The Hitchhiker's Guide to the Galaxy

by Douglas Adams

 

Reviewed by Ruby


The book is very similar to the movie, but at the same time it is very different form the movie. Very different.

Like the film, Arthur Dent's house is about to be demolished, as is his planet. He is saved by his friend Ford, who is, in reality, an alien that writes for The Hitchhiker's Guide to the Galaxy. Unfortunately for Ford, he's been stuck on Earth for the past 15 years.   

They end up on a Vogon ship and then are ejected into space, where they are picked up by the Heart of Gold. That ship was stolen by the President of the Galaxy. This is where things go differently than in the film. And to tell you the truth, I like the way the book does it better.

They make their way to a planet called Magrathea, that supposedly doesn't exist. It's a myth. Well they find it. On this planet they build custom planets for people. It's very expensive, and the rest of the galaxy went bankrupt from buying so many custom planets. So the people of Magrathea went into deep sleep until their custom planets could be afforded once again. Well, that happens in the film, but there is this entire scene involving the President's running mate that is no where in the book. Maybe it's in an other book?

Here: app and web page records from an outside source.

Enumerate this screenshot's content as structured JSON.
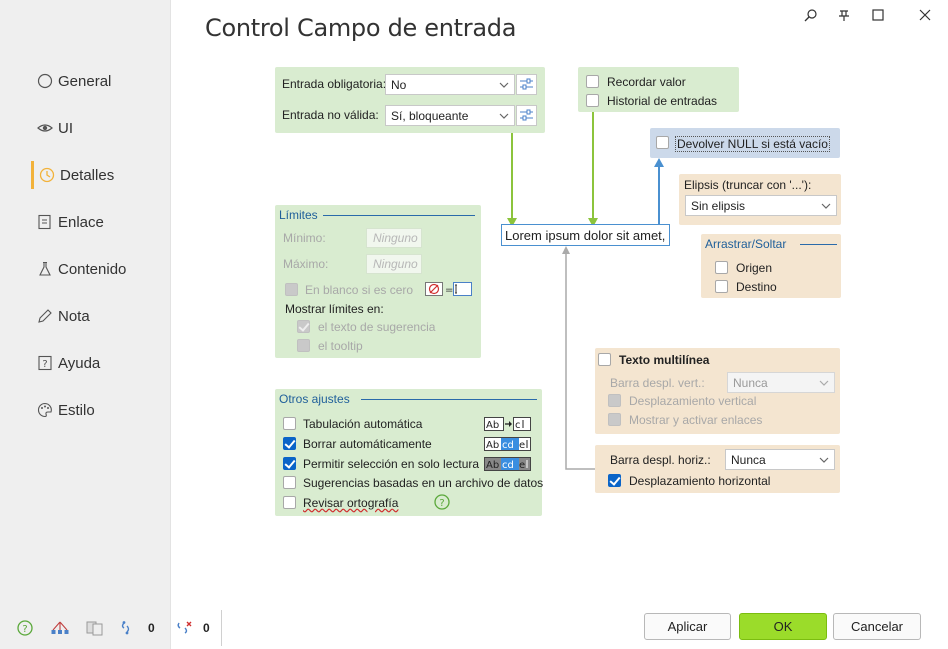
{
  "window": {
    "title": "Control Campo de entrada",
    "icons": [
      "search-icon",
      "pin-icon",
      "maximize-icon",
      "close-icon"
    ]
  },
  "sidebar": {
    "items": [
      {
        "label": "General",
        "icon": "circle-icon"
      },
      {
        "label": "UI",
        "icon": "eye-icon"
      },
      {
        "label": "Detalles",
        "icon": "clock-icon",
        "active": true
      },
      {
        "label": "Enlace",
        "icon": "link-icon"
      },
      {
        "label": "Contenido",
        "icon": "flask-icon"
      },
      {
        "label": "Nota",
        "icon": "pencil-icon"
      },
      {
        "label": "Ayuda",
        "icon": "help-doc-icon"
      },
      {
        "label": "Estilo",
        "icon": "palette-icon"
      }
    ],
    "active_color": "#f2b23a",
    "bottom": {
      "count_1": "0",
      "count_2": "0"
    }
  },
  "validation": {
    "required_label": "Entrada obligatoria:",
    "required_value": "No",
    "invalid_label": "Entrada no válida:",
    "invalid_value": "Sí, bloqueante"
  },
  "remember": {
    "remember_value": "Recordar valor",
    "history": "Historial de entradas"
  },
  "null_box": {
    "label": "Devolver NULL si está vacío"
  },
  "ellipsis": {
    "label": "Elipsis (truncar con '...'):",
    "value": "Sin elipsis"
  },
  "drag": {
    "title": "Arrastrar/Soltar",
    "origin": "Origen",
    "destination": "Destino"
  },
  "limits": {
    "title": "Límites",
    "min_label": "Mínimo:",
    "min_placeholder": "Ninguno",
    "max_label": "Máximo:",
    "max_placeholder": "Ninguno",
    "blank_zero": "En blanco si es cero",
    "show_limits": "Mostrar límites en:",
    "hint_text": "el texto de sugerencia",
    "tooltip": "el tooltip"
  },
  "preview": {
    "text": "Lorem ipsum dolor sit amet,"
  },
  "other": {
    "title": "Otros ajustes",
    "auto_tab": "Tabulación automática",
    "auto_clear": "Borrar automáticamente",
    "readonly_select": "Permitir selección en solo lectura",
    "suggestions": "Sugerencias basadas en un archivo de datos",
    "spell_check": "Revisar ortografía",
    "auto_tab_checked": false,
    "auto_clear_checked": true,
    "readonly_select_checked": true,
    "suggestions_checked": false,
    "spell_check_checked": false,
    "sample_ab": "Ab",
    "sample_cd": "cd",
    "sample_ef": "ef"
  },
  "multiline": {
    "title": "Texto multilínea",
    "vscroll_label": "Barra despl. vert.:",
    "vscroll_value": "Nunca",
    "vertical_scroll": "Desplazamiento vertical",
    "show_links": "Mostrar y activar enlaces"
  },
  "hscroll": {
    "label": "Barra despl. horiz.:",
    "value": "Nunca",
    "horizontal_scroll": "Desplazamiento horizontal",
    "horizontal_scroll_checked": true
  },
  "buttons": {
    "apply": "Aplicar",
    "ok": "OK",
    "cancel": "Cancelar"
  },
  "colors": {
    "green_panel": "#d9ecd0",
    "peach_panel": "#f4e5d0",
    "blue_panel": "#ccd9ea",
    "ok_button": "#9bdc2a",
    "arrow_green": "#8cc43c",
    "arrow_blue": "#4a90d0",
    "arrow_gray": "#aaaaaa"
  }
}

It turns out that Earth was custom built by mice. Because they wanted to find the ultimate question for the ultimate answer given by the computer Deep Thought. They were five minutes away from finding out the answer when the Vogons destroyed the planet. A little pissed, they got the ship to Magrathea, so that can order a new Earth. But, apparently mice are as lazy as the rest of us and htey don't want to go through a ten million years experiment again, so the want to take Arthur's brain. Since he was there only a moment before the Earth was destroyed they figure the question was imprinted on his brain.

Arthur and the rest make it out and then head over to the restaurant on the other side of the universe. The mice, on the other hand decide to make up an ultimate question and head back to their dimension.

I liked this book. It was kooky and fun and didn't take itself seriously. I really didn't like the style of writing, because in some parts it wasn't exactly clear what he was trying to say, but other than that I really enjoyed the book.

Grade: B